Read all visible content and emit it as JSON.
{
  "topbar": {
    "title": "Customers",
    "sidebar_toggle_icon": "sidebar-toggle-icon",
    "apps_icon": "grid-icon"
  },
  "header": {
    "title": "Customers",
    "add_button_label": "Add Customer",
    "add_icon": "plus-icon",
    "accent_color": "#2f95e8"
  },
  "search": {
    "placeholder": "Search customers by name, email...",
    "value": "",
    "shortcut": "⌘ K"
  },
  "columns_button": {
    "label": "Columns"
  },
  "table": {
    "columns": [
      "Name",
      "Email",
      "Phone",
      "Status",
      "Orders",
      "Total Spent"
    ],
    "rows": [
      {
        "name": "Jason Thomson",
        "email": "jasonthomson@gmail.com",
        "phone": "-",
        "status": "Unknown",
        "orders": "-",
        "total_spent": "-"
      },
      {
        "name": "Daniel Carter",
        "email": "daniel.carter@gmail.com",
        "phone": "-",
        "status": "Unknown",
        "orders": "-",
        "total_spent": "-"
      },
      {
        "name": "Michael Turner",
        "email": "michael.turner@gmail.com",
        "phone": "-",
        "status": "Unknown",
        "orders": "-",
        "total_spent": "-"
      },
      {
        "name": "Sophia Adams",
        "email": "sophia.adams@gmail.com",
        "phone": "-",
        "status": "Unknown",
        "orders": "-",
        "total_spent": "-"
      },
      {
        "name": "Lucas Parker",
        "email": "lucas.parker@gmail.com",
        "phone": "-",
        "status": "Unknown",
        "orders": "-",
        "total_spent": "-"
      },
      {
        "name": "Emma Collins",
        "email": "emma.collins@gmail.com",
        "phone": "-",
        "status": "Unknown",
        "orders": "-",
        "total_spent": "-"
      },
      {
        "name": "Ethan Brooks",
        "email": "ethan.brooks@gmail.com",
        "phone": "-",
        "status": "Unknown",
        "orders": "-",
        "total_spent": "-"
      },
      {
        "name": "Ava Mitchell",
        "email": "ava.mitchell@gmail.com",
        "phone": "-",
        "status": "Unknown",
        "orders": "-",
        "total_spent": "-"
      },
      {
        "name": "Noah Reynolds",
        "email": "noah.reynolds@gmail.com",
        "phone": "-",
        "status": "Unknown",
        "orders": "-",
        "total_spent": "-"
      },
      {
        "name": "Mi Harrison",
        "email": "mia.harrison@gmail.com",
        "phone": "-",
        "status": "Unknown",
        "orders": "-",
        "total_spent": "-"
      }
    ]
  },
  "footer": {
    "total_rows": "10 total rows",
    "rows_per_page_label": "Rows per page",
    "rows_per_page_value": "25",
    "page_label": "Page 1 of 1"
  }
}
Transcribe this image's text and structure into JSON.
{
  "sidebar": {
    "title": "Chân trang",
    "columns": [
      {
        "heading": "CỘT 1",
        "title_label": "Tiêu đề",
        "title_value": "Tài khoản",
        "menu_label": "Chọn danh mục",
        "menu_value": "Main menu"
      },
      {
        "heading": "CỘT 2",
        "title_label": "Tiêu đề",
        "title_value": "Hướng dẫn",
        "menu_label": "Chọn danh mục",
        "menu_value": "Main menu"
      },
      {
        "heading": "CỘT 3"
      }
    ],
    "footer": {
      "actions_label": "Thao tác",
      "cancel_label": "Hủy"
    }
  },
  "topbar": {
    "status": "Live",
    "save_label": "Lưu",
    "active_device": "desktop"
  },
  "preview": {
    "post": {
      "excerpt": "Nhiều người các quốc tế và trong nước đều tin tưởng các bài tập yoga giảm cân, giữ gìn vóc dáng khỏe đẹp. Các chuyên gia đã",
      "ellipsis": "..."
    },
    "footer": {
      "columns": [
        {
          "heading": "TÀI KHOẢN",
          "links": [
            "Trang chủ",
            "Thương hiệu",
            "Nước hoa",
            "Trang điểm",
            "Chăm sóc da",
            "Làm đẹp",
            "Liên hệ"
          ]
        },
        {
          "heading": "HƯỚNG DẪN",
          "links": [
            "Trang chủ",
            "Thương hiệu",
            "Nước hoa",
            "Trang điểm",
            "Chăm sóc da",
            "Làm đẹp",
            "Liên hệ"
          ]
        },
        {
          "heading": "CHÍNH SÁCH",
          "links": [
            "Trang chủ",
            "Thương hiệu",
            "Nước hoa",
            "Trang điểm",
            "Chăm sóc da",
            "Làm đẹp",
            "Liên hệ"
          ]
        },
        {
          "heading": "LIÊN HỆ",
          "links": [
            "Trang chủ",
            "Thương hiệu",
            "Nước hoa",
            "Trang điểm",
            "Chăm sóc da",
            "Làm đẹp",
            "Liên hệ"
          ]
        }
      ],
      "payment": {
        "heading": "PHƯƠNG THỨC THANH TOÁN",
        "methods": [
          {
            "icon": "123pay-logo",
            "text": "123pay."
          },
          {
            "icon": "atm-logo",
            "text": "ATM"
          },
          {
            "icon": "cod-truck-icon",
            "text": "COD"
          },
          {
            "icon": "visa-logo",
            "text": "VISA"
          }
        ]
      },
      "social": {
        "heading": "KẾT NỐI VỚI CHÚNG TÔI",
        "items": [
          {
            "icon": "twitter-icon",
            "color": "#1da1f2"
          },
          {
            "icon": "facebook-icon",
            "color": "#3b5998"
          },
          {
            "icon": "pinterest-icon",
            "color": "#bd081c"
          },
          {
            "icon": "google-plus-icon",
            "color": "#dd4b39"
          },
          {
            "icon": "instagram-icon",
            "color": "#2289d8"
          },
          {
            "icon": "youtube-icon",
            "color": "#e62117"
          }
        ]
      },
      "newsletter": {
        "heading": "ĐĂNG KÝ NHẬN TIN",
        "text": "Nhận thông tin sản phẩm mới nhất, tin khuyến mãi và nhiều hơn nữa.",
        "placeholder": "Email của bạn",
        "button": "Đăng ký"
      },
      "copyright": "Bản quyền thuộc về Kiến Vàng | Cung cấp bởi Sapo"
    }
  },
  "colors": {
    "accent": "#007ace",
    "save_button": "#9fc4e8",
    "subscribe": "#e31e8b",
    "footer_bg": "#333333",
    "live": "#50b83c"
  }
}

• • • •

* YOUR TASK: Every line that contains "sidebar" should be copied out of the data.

* SOLUTION:
    "sidebar_toggle_icon": "sidebar-toggle-icon",
  "sidebar": {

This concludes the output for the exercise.